- _About this task_
Look through the entries that follow and count the lines with the word "ISSN". The reply is that number alone.

- _Source material_
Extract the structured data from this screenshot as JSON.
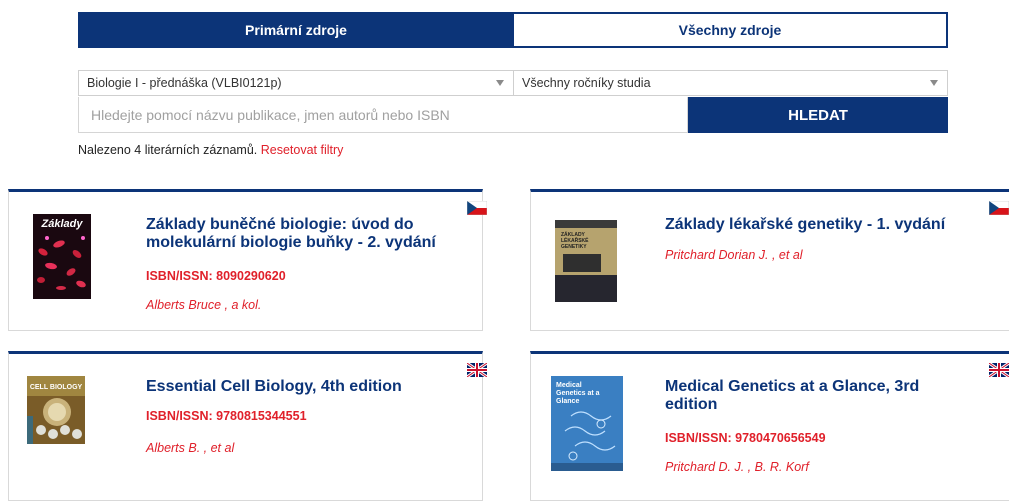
{
  "tabs": {
    "primary": "Primární zdroje",
    "all": "Všechny zdroje"
  },
  "filters": {
    "course": "Biologie I - přednáška (VLBI0121p)",
    "year": "Všechny ročníky studia"
  },
  "search": {
    "placeholder": "Hledejte pomocí názvu publikace, jmen autorů nebo ISBN",
    "button": "HLEDAT"
  },
  "results": {
    "count_text": "Nalezeno 4 literárních záznamů.",
    "reset": "Resetovat filtry"
  },
  "books": [
    {
      "title": "Základy buněčné biologie: úvod do molekulární biologie buňky - 2. vydání",
      "isbn": "ISBN/ISSN: 8090290620",
      "authors": "Alberts Bruce , a kol.",
      "language": "cs",
      "cover_text": "Základy"
    },
    {
      "title": "Základy lékařské genetiky - 1. vydání",
      "isbn": "",
      "authors": "Pritchard Dorian J. , et al",
      "language": "cs",
      "cover_text": "ZÁKLADY LÉKAŘSKÉ GENETIKY"
    },
    {
      "title": "Essential Cell Biology, 4th edition",
      "isbn": "ISBN/ISSN: 9780815344551",
      "authors": "Alberts B. , et al",
      "language": "en",
      "cover_text": "CELL BIOLOGY"
    },
    {
      "title": "Medical Genetics at a Glance, 3rd edition",
      "isbn": "ISBN/ISSN: 9780470656549",
      "authors": "Pritchard D. J. , B. R. Korf",
      "language": "en",
      "cover_text": "Medical Genetics at a Glance"
    }
  ],
  "colors": {
    "navy": "#0c3478",
    "accent_red": "#e0202a"
  }
}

- _Exercise response_
3